## DATA FOR THIS EXERCISE
=== Begin Enclosure ===
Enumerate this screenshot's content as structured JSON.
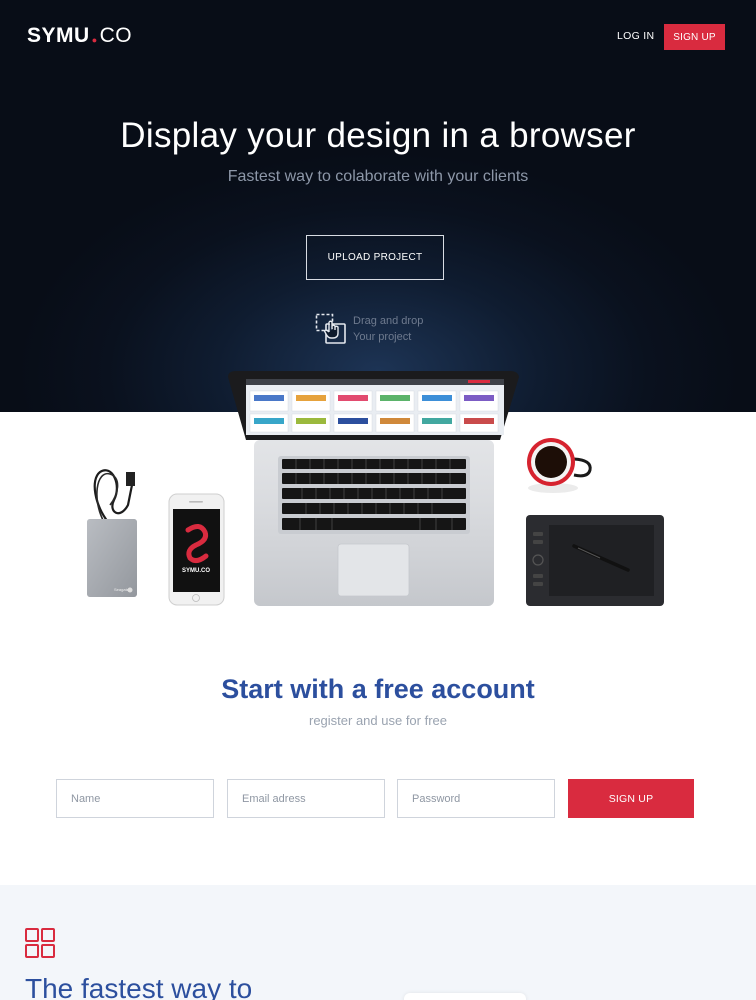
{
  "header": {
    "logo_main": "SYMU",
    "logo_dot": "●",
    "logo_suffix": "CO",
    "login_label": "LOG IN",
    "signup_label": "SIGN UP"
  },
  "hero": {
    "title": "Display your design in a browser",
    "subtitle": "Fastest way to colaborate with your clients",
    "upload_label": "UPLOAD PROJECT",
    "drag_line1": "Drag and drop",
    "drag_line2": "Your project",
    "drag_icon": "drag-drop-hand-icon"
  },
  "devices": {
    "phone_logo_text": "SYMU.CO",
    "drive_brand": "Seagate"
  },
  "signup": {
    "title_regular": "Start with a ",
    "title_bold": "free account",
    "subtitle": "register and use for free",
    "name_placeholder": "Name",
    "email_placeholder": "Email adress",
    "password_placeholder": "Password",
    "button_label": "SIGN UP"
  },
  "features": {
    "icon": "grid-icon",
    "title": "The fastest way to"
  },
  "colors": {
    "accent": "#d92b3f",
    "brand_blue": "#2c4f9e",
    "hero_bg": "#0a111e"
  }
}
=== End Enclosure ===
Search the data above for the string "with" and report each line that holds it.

    "subtitle": "Fastest way to colaborate with your clients",
    "title_regular": "Start with a ",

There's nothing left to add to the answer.